Driven Pulley/Go-Kart Moving At Idle:

The go-kart ought not to be moving at idle; otherwise, it’ll take off as soon as you start your engine, and any engine has the pre-set idle RPM, which can easily be adjusted. If the driven clutch is beginning to engage at the idle RPM, then the idle speed is really high for the weight-spring system in your clutch.

If your clutch isn’t engaging, but your go-kart is still moving, it is likely the belt problem, i.e., you have a tighter belt than the one needed for the set-up.

Solution:

If your clutch is engaging, you have two choices:

  • Change the weight-spring system in the clutch; a stiffer spring with a lighter weight will upsurge the engagement RPM.
  • Reduce the idle speed of your engine, there are idle screws in your engines, and if you loosen them, the engine’s idle speed will reduce.

If the problem isn’t related to the clutch engagement, then see whether you are making use of the right size belt or not; more likely, you have the tighter belt that’s pulling the driven at idle.

Torque Converter Sticking:

Took the foot off the gas, but your clutch never disengaged?
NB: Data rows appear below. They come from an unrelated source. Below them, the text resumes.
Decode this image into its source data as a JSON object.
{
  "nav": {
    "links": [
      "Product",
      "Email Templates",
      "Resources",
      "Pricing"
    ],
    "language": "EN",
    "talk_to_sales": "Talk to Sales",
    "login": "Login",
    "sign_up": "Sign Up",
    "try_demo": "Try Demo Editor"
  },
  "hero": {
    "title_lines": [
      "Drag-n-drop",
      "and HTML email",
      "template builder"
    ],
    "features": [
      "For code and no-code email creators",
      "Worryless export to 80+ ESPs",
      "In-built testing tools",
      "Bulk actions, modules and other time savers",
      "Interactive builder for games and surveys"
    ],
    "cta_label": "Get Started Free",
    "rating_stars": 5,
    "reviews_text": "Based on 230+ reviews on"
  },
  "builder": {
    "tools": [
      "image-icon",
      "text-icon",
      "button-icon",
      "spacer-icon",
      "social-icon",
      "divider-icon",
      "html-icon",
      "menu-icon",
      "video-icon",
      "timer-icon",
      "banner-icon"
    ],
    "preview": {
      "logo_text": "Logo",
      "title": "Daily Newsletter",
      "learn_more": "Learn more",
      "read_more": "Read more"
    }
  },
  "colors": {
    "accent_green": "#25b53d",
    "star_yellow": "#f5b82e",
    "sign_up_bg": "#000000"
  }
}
A lot of individuals have this issue with the series forty, you take your foot off the gas and anticipate the pulleys to go back to their idle state, but they seize up.

Solution:
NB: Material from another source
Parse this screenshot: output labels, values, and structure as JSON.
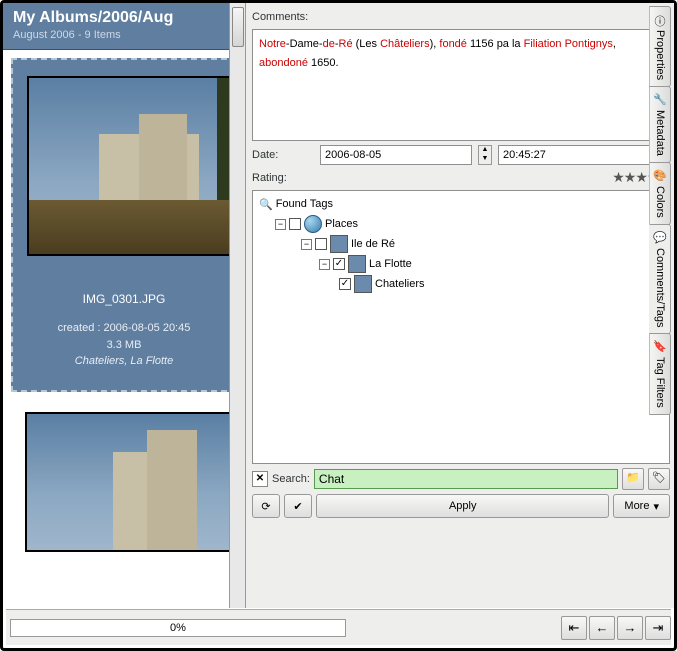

In the forty series, such jams frequently happen because of the spring-weight system not being capable of moving simply, so you will have to take the clutch apart and clean and lubricate the inside components of your movable clutch (make certain not to append any lubrication to the components in contact with your belt, that’ll ruin the torque converter).

If even after proper greasing and cleaning, the issue continues, it is likely because of the torque converter not being of great quality, or the outer component of your clutch may be really big, making it difficult to slide back. In such situations, unluckily, the best fix is to get a brand new great, quality torque converter.

Belt Wearing Problems:

The most common problem is the belt getting worn out. Reasons:

  • Use of wrong belt length for the torque converter (most common)
  • Driven and drive pulleys not aligned
  • Torque converter not installed correctly
  • Bad Gear ratio (sprocket in axle: sprocket in the Torque converter) with big tires. 6:1 is a good, common ratio for a fifteen inches back tire; bigger tires and a high ratio will cause issues
  • Slippage because of wear in metals
  • Bad quality belt

Solution:

Make certain the torque converter is correctly installed; if your belt is asymmetric, then the tapered side will be towards your clutch, and the non-tapered one will be towards your engine.

Make certain you’re not putting a lot of load on the kart unless the gear ratio is attuned accordingly; by the load, I denote pulling a heavy load or climbing the hills; such actions need high torque. Check your pulley alignment. Select the correct belt length. Clean and lubricate your torque converter at regular intervals.

Conclusion:

These are the most common issues in your torque converter frequently; the fix lies with your belt size and good installation and time-to-time maintenance. At times, the torque converter itself could be of bad quality. But obviously, I know each setup is diverse, and you may face an issue very unique to you;

I recommend you learn how your torque converter really functions, and you may be capable of discovering the solution yourself.

Other than that, there are some active kart forums; very likely, the issues you’re experiencing have already been debated in such forums, or you can send the pictures of the setup and elucidate the issues, and the community will assist you in resolving the issue.